Whistler (British Columbia): The award-winning Squamish Lil'wat Cultural Centre teaches about the history, culture and art of the First Nations. The aptly named Yoho National Park (meaning ‘awe and wonder’ in Cree) is stunning by both day and night, and ideal for watching wildlife and dark-sky star-gazing. Be sure to see the mighty Athabasca Glacier - part of the Canadian Rockies’ largest ice fields. Estimated to be 10,000 years old, it spans a mighty 320 km² (125 square miles) and depths of 360 metres (1,180 feet).
Vancouver (British Columbia): Satisfy your sense of adventure by crossing the spectacular Capilano Suspension Bridge that hangs 70 metres (230 feet) above the Capilano River. Here you will have an incredible view of the magnificent rainforest below. Strong enough to withstand the weight of 96 adult elephants, even the most cautious of visitors can give this activity a go.
As a melting pot of hugely diverse cultures, the food available is just as colourful, with Asian, French, German, Polish, Ukrainian, and Chinese influences being some of many styles of cuisine.
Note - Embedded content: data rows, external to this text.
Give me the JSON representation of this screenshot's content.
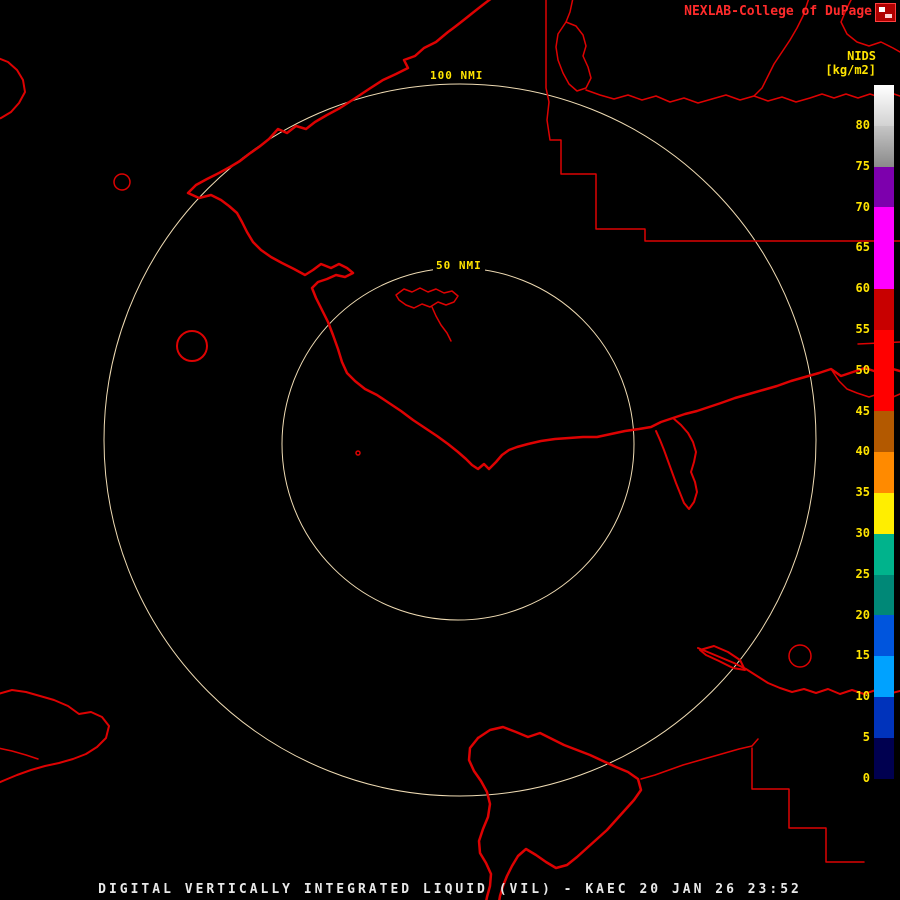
{
  "header": {
    "branding": "NEXLAB-College of DuPage",
    "logo_icon": "cod-logo-icon"
  },
  "colorbar": {
    "title": "NIDS",
    "units": "[kg/m2]",
    "ticks": [
      "80",
      "75",
      "70",
      "65",
      "60",
      "55",
      "50",
      "45",
      "40",
      "35",
      "30",
      "25",
      "20",
      "15",
      "10",
      "5",
      "0"
    ],
    "segments": [
      {
        "from": 80,
        "to": 85,
        "color": "#ffffff",
        "color2": "#d2d2d2"
      },
      {
        "from": 75,
        "to": 80,
        "color": "#c6c6c6",
        "color2": "#8a8a8a"
      },
      {
        "from": 70,
        "to": 75,
        "color": "#7d00ad"
      },
      {
        "from": 60,
        "to": 70,
        "color": "#ff00ff"
      },
      {
        "from": 55,
        "to": 60,
        "color": "#c80000"
      },
      {
        "from": 45,
        "to": 55,
        "color": "#ff0000"
      },
      {
        "from": 40,
        "to": 45,
        "color": "#b35900"
      },
      {
        "from": 35,
        "to": 40,
        "color": "#ff8a00"
      },
      {
        "from": 30,
        "to": 35,
        "color": "#ffee00"
      },
      {
        "from": 25,
        "to": 30,
        "color": "#00b38c"
      },
      {
        "from": 20,
        "to": 25,
        "color": "#008877"
      },
      {
        "from": 15,
        "to": 20,
        "color": "#0055dd"
      },
      {
        "from": 10,
        "to": 15,
        "color": "#00a2ff"
      },
      {
        "from": 5,
        "to": 10,
        "color": "#0033bb"
      },
      {
        "from": 0,
        "to": 5,
        "color": "#000050"
      },
      {
        "from": -1.5,
        "to": 0,
        "color": "#000000"
      }
    ]
  },
  "map": {
    "ring_labels": {
      "outer": "100 NMI",
      "inner": "50 NMI"
    },
    "ring_color": "#f0dcb4",
    "outline_color": "#dd0202",
    "background": "#000000"
  },
  "footer": {
    "title": "DIGITAL VERTICALLY INTEGRATED LIQUID (VIL) - KAEC 20 JAN 26 23:52"
  }
}
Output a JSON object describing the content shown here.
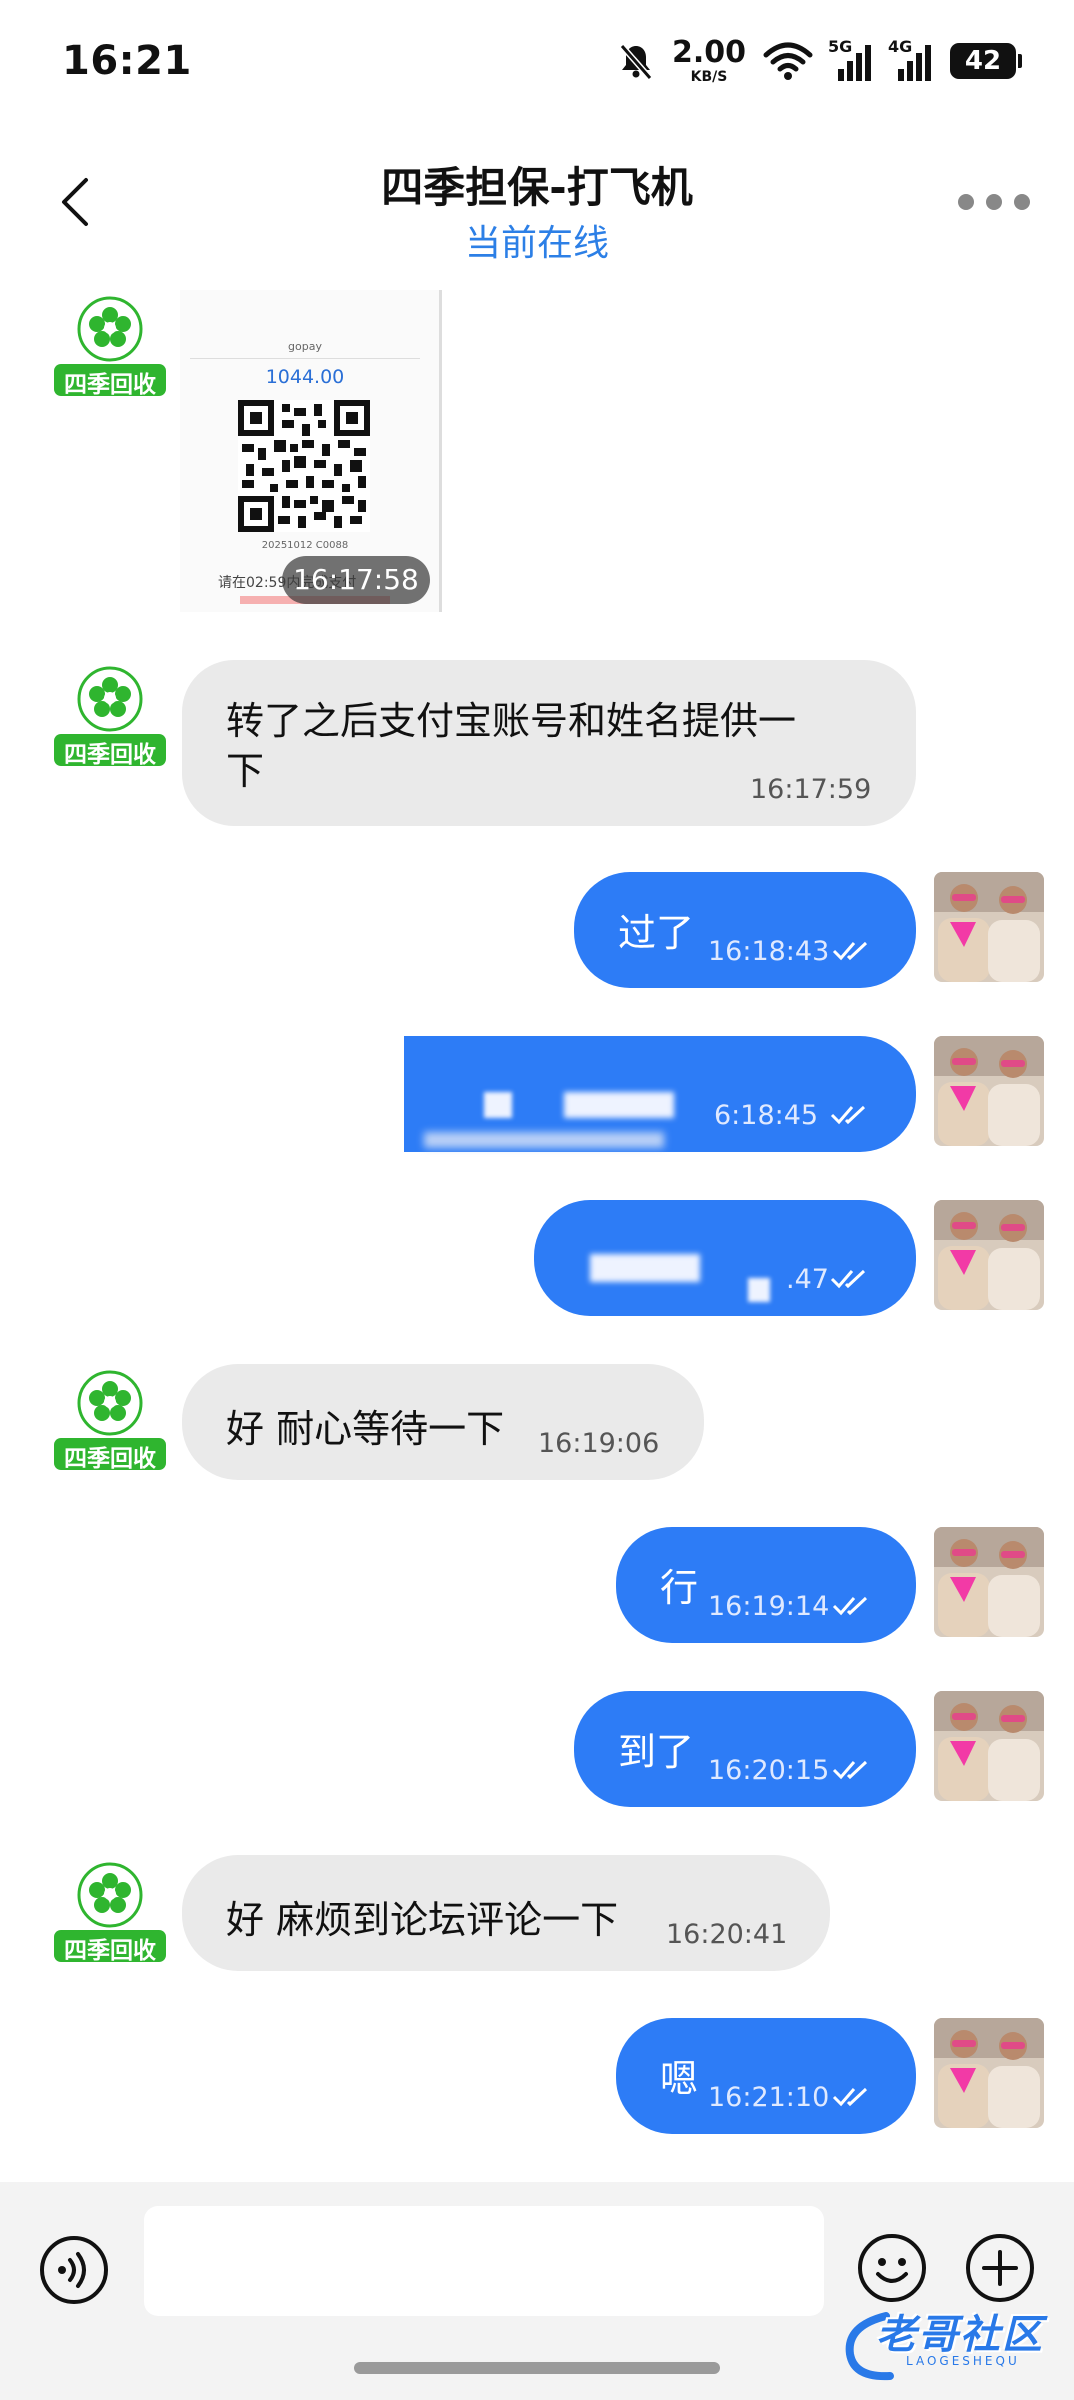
{
  "status_bar": {
    "time": "16:21",
    "net_speed_value": "2.00",
    "net_speed_unit": "KB/S",
    "signal_1_label": "5G",
    "signal_2_label": "4G",
    "battery": "42"
  },
  "header": {
    "title": "四季担保-打飞机",
    "status": "当前在线"
  },
  "contact_avatar_label": "四季回收",
  "messages": [
    {
      "dir": "in",
      "type": "image",
      "time": "16:17:58",
      "image": {
        "brand": "gopay",
        "amount": "1044.00",
        "ref": "20251012 C0088",
        "notice": "请在02:59内完成支付"
      }
    },
    {
      "dir": "in",
      "text_line1": "转了之后支付宝账号和姓名提供一",
      "text_line2": "下",
      "time": "16:17:59"
    },
    {
      "dir": "out",
      "text": "过了",
      "time": "16:18:43"
    },
    {
      "dir": "out",
      "text": "",
      "time": "6:18:45"
    },
    {
      "dir": "out",
      "text": "",
      "time": ".47"
    },
    {
      "dir": "in",
      "text": "好 耐心等待一下",
      "time": "16:19:06"
    },
    {
      "dir": "out",
      "text": "行",
      "time": "16:19:14"
    },
    {
      "dir": "out",
      "text": "到了",
      "time": "16:20:15"
    },
    {
      "dir": "in",
      "text": "好 麻烦到论坛评论一下",
      "time": "16:20:41"
    },
    {
      "dir": "out",
      "text": "嗯",
      "time": "16:21:10"
    }
  ],
  "watermark": {
    "text": "老哥社区",
    "sub": "LAOGESHEQU"
  },
  "colors": {
    "accent": "#2d7cf6",
    "incoming_bubble": "#eaeaea",
    "status_blue": "#2c7fe6",
    "contact_green": "#2fb52f"
  }
}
Regardless of which part of Canada you are in, there are some old favourites that constitute as specialities. Poutine - a concoction of chips, cheese curds and gravy - is a cheap and cheerful staple that’s readily available. Chicken wings, steak and ribs are usually easy to find on a menu. Unusual Canadian game offerings include bison, boar, venison, elk and caribou, while fine fresh seafood choices include B.C. Pacific Salmon, oysters and Nova Scotia lobster. Venture out to special events like Ottawa’s Winterlude and you’ll likely come across beaver tails for sale – a flat, sweet pastry shaped like a beaver’s tail. Canadian desserts are very sweet and filling, with butter tarts, Nanaimo bars, maple cinnamon rolls, sugar cookies, and all manner of cheesecakes, fruit pies and tarts keeping sugar-seekers happy.
Popular alcoholic beverages include: ‘The Caesar’- tomato juice with clam broth and spices, vodka, tabasco and Worchester sauce; a whisky and honey liqueur named ‘Yukon Jack’; and a ‘caribou’, combining maple syrup with mulled wine, whisky or rum. If you’re offered ‘moose milk’ you can expect the equivalent to an alcoholic milkshake. Ice-cream, rum and kahlua are the key ingredients but butterscotch schnapps, strawberries and Irish liqueur are all possible additions. Icewine is a popular dessert wine, made from grapes that have been frozen on the vine. Labatt Blue, Molsen Canadian and a variety of Pilsner beers are common beverages to relax with. For non-drinkers, much-loved soft drinks include soy milk-based beverages, Kool-Aid (a concentrated fruit-flavoured drink diluted with water), ginger ale, and fruit juices. Much like desserts, most soft drinks taste very sweet.
Landscape and wildlife
Canada’s vast size brings with it varying climates, ranging from temperate to subarctic. Landscapes differ considerably, including mountain ranges, flat prairies, wetlands, lowlands, immense forests, and even volcanoes. Consequently, the fauna and flora is equally diverse. Aside from the familiar beavers and moose that are emblazoned on many a souvenir, bobcats, cougars, arctic foxes, wolves, coyotes, polar bears, brown bears, raccoons and badgers also reside here. With five marine ecozones, belugas, narwhals, humpback whales, blue whales, dolphins, porpoises and seals are some of the sea life you might be lucky enough to encounter. Look to the skies for Canadian geese, wood ducks, loons, albatrosses, blue jays, eagles, owls, hummingbirds and kingfishers.